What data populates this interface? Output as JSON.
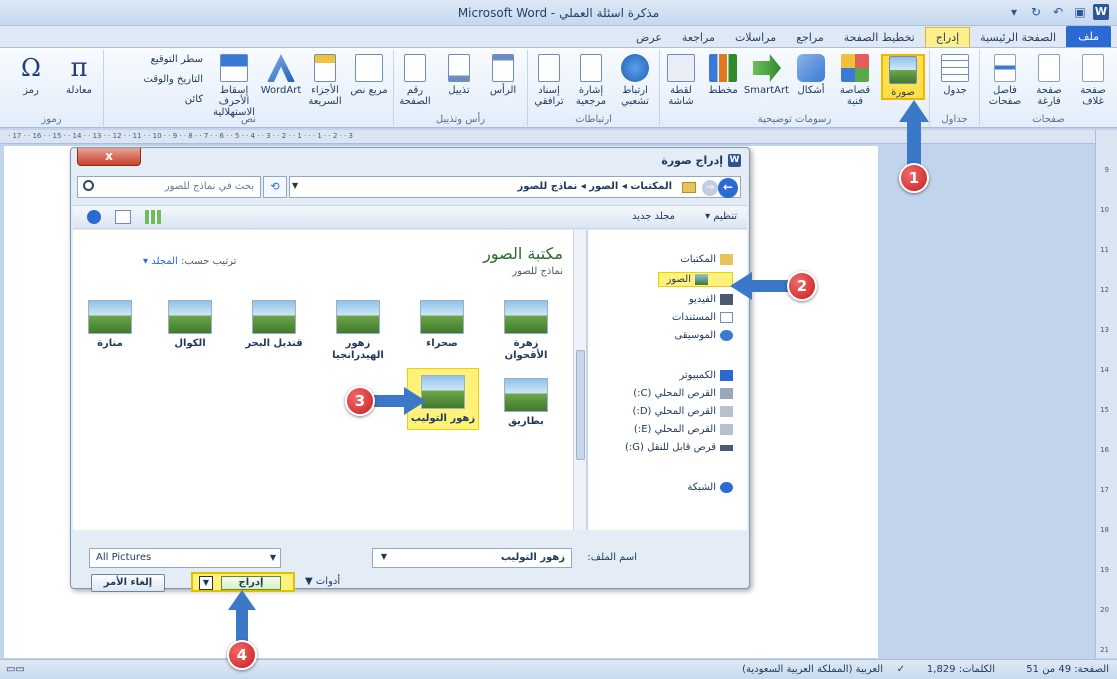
{
  "window": {
    "title": "مذكرة اسئلة العملي - Microsoft Word"
  },
  "tabs": [
    {
      "label": "ملف",
      "type": "file"
    },
    {
      "label": "الصفحة الرئيسية"
    },
    {
      "label": "إدراج",
      "active": true
    },
    {
      "label": "تخطيط الصفحة"
    },
    {
      "label": "مراجع"
    },
    {
      "label": "مراسلات"
    },
    {
      "label": "مراجعة"
    },
    {
      "label": "عرض"
    }
  ],
  "ribbon": {
    "pages_group": {
      "label": "صفحات",
      "buttons": [
        "صفحة غلاف",
        "صفحة فارغة",
        "فاصل صفحات"
      ]
    },
    "tables_group": {
      "label": "جداول",
      "buttons": [
        "جدول"
      ]
    },
    "illustrations_group": {
      "label": "رسومات توضيحية",
      "buttons": [
        "صورة",
        "قصاصة فنية",
        "أشكال",
        "SmartArt",
        "مخطط",
        "لقطة شاشة"
      ]
    },
    "links_group": {
      "label": "ارتباطات",
      "buttons": [
        "ارتباط تشعبي",
        "إشارة مرجعية",
        "إسناد ترافقي"
      ]
    },
    "header_group": {
      "label": "رأس وتذييل",
      "buttons": [
        "الرأس",
        "تذييل",
        "رقم الصفحة"
      ]
    },
    "text_group": {
      "label": "نص",
      "buttons": [
        "مربع نص",
        "الأجزاء السريعة",
        "WordArt",
        "إسقاط الأحرف الاستهلالية"
      ],
      "side": [
        "سطر التوقيع",
        "التاريخ والوقت",
        "كائن"
      ]
    },
    "symbols_group": {
      "label": "رموز",
      "buttons": [
        "معادلة",
        "رمز"
      ]
    }
  },
  "dialog": {
    "title": "إدراج صورة",
    "close": "x",
    "breadcrumb": "المكتبات ◂ الصور ◂ نماذج للصور",
    "search_placeholder": "بحث في نماذج للصور",
    "organize": "تنظيم ▾",
    "new_folder": "مجلد جديد",
    "library_title": "مكتبة الصور",
    "library_subtitle": "نماذج للصور",
    "arrange_label": "ترتيب حسب:",
    "arrange_value": "المجلد ▾",
    "nav": {
      "libraries": "المكتبات",
      "pictures": "الصور",
      "videos": "الفيديو",
      "documents": "المستندات",
      "music": "الموسيقى",
      "computer": "الكمبيوتر",
      "drive_c": "القرص المحلي (C:)",
      "drive_d": "القرص المحلي (D:)",
      "drive_e": "القرص المحلي (E:)",
      "drive_g": "قرص قابل للنقل (G:)",
      "network": "الشبكة"
    },
    "images": [
      {
        "label": "زهرة الأقحوان"
      },
      {
        "label": "صحراء"
      },
      {
        "label": "زهور الهيدرانجيا"
      },
      {
        "label": "قنديل البحر"
      },
      {
        "label": "الكوال"
      },
      {
        "label": "منارة"
      },
      {
        "label": "بطاريق"
      },
      {
        "label": "زهور التوليب",
        "selected": true
      }
    ],
    "filename_label": "اسم الملف:",
    "filename_value": "زهور التوليب",
    "filter": "All Pictures",
    "tools": "أدوات",
    "insert": "إدراج",
    "cancel": "إلغاء الأمر"
  },
  "ruler": {
    "horizontal": "· 17 · · 16 · · 15 · · 14 · · 13 · · 12 · · 11 · · 10 · · 9 · · 8 · · 7 · · 6 · · 5 · · 4 · · 3 · · 2 · · 1 · · · 1 · · 2 · · 3",
    "vertical": [
      "9",
      "10",
      "11",
      "12",
      "13",
      "14",
      "15",
      "16",
      "17",
      "18",
      "19",
      "20",
      "21"
    ]
  },
  "statusbar": {
    "page": "الصفحة: 49 من 51",
    "words": "الكلمات: 1,829",
    "language": "العربية (المملكة العربية السعودية)"
  },
  "callouts": [
    "1",
    "2",
    "3",
    "4"
  ],
  "colors": {
    "highlight": "#fff27a",
    "callout": "#d32f2f",
    "arrow": "#3b78c8"
  }
}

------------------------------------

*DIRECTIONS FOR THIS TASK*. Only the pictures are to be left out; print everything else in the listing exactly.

*TASK ANSWER*.
What data populates this interface? Output as JSON.
{
  "window": {
    "title": "مذكرة اسئلة العملي - Microsoft Word"
  },
  "tabs": [
    {
      "label": "ملف",
      "type": "file"
    },
    {
      "label": "الصفحة الرئيسية"
    },
    {
      "label": "إدراج",
      "active": true
    },
    {
      "label": "تخطيط الصفحة"
    },
    {
      "label": "مراجع"
    },
    {
      "label": "مراسلات"
    },
    {
      "label": "مراجعة"
    },
    {
      "label": "عرض"
    }
  ],
  "ribbon": {
    "pages_group": {
      "label": "صفحات",
      "buttons": [
        "صفحة غلاف",
        "صفحة فارغة",
        "فاصل صفحات"
      ]
    },
    "tables_group": {
      "label": "جداول",
      "buttons": [
        "جدول"
      ]
    },
    "illustrations_group": {
      "label": "رسومات توضيحية",
      "buttons": [
        "صورة",
        "قصاصة فنية",
        "أشكال",
        "SmartArt",
        "مخطط",
        "لقطة شاشة"
      ]
    },
    "links_group": {
      "label": "ارتباطات",
      "buttons": [
        "ارتباط تشعبي",
        "إشارة مرجعية",
        "إسناد ترافقي"
      ]
    },
    "header_group": {
      "label": "رأس وتذييل",
      "buttons": [
        "الرأس",
        "تذييل",
        "رقم الصفحة"
      ]
    },
    "text_group": {
      "label": "نص",
      "buttons": [
        "مربع نص",
        "الأجزاء السريعة",
        "WordArt",
        "إسقاط الأحرف الاستهلالية"
      ],
      "side": [
        "سطر التوقيع",
        "التاريخ والوقت",
        "كائن"
      ]
    },
    "symbols_group": {
      "label": "رموز",
      "buttons": [
        "معادلة",
        "رمز"
      ]
    }
  },
  "dialog": {
    "title": "إدراج صورة",
    "close": "x",
    "breadcrumb": "المكتبات ◂ الصور ◂ نماذج للصور",
    "search_placeholder": "بحث في نماذج للصور",
    "organize": "تنظيم ▾",
    "new_folder": "مجلد جديد",
    "library_title": "مكتبة الصور",
    "library_subtitle": "نماذج للصور",
    "arrange_label": "ترتيب حسب:",
    "arrange_value": "المجلد ▾",
    "nav": {
      "libraries": "المكتبات",
      "pictures": "الصور",
      "videos": "الفيديو",
      "documents": "المستندات",
      "music": "الموسيقى",
      "computer": "الكمبيوتر",
      "drive_c": "القرص المحلي (C:)",
      "drive_d": "القرص المحلي (D:)",
      "drive_e": "القرص المحلي (E:)",
      "drive_g": "قرص قابل للنقل (G:)",
      "network": "الشبكة"
    },
    "images": [
      {
        "label": "زهرة الأقحوان"
      },
      {
        "label": "صحراء"
      },
      {
        "label": "زهور الهيدرانجيا"
      },
      {
        "label": "قنديل البحر"
      },
      {
        "label": "الكوال"
      },
      {
        "label": "منارة"
      },
      {
        "label": "بطاريق"
      },
      {
        "label": "زهور التوليب",
        "selected": true
      }
    ],
    "filename_label": "اسم الملف:",
    "filename_value": "زهور التوليب",
    "filter": "All Pictures",
    "tools": "أدوات",
    "insert": "إدراج",
    "cancel": "إلغاء الأمر"
  },
  "ruler": {
    "horizontal": "· 17 · · 16 · · 15 · · 14 · · 13 · · 12 · · 11 · · 10 · · 9 · · 8 · · 7 · · 6 · · 5 · · 4 · · 3 · · 2 · · 1 · · · 1 · · 2 · · 3",
    "vertical": [
      "9",
      "10",
      "11",
      "12",
      "13",
      "14",
      "15",
      "16",
      "17",
      "18",
      "19",
      "20",
      "21"
    ]
  },
  "statusbar": {
    "page": "الصفحة: 49 من 51",
    "words": "الكلمات: 1,829",
    "language": "العربية (المملكة العربية السعودية)"
  },
  "callouts": [
    "1",
    "2",
    "3",
    "4"
  ],
  "colors": {
    "highlight": "#fff27a",
    "callout": "#d32f2f",
    "arrow": "#3b78c8"
  }
}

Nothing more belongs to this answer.